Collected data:

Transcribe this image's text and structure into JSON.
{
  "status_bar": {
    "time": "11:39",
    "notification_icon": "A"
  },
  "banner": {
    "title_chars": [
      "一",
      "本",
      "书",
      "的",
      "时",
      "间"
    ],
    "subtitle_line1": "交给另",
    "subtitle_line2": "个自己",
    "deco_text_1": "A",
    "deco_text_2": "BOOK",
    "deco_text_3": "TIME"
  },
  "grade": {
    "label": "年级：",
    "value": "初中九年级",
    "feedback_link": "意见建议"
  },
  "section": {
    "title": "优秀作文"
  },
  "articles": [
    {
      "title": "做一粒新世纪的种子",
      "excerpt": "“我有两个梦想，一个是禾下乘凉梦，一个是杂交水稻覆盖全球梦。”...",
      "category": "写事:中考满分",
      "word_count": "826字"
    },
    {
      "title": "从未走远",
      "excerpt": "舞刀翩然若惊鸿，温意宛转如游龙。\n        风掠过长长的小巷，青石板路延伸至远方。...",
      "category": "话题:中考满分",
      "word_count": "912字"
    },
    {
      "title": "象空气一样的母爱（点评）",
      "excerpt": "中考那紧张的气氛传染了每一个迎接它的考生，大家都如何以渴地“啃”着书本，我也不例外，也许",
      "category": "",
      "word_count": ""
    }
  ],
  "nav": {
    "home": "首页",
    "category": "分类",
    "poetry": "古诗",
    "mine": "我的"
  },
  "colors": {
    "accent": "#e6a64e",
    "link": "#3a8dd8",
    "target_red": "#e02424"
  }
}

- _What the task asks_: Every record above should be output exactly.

- _Reply_:
Transcribe this image's text and structure into JSON.
{
  "status_bar": {
    "time": "11:39",
    "notification_icon": "A"
  },
  "banner": {
    "title_chars": [
      "一",
      "本",
      "书",
      "的",
      "时",
      "间"
    ],
    "subtitle_line1": "交给另",
    "subtitle_line2": "个自己",
    "deco_text_1": "A",
    "deco_text_2": "BOOK",
    "deco_text_3": "TIME"
  },
  "grade": {
    "label": "年级：",
    "value": "初中九年级",
    "feedback_link": "意见建议"
  },
  "section": {
    "title": "优秀作文"
  },
  "articles": [
    {
      "title": "做一粒新世纪的种子",
      "excerpt": "“我有两个梦想，一个是禾下乘凉梦，一个是杂交水稻覆盖全球梦。”...",
      "category": "写事:中考满分",
      "word_count": "826字"
    },
    {
      "title": "从未走远",
      "excerpt": "舞刀翩然若惊鸿，温意宛转如游龙。\n        风掠过长长的小巷，青石板路延伸至远方。...",
      "category": "话题:中考满分",
      "word_count": "912字"
    },
    {
      "title": "象空气一样的母爱（点评）",
      "excerpt": "中考那紧张的气氛传染了每一个迎接它的考生，大家都如何以渴地“啃”着书本，我也不例外，也许",
      "category": "",
      "word_count": ""
    }
  ],
  "nav": {
    "home": "首页",
    "category": "分类",
    "poetry": "古诗",
    "mine": "我的"
  },
  "colors": {
    "accent": "#e6a64e",
    "link": "#3a8dd8",
    "target_red": "#e02424"
  }
}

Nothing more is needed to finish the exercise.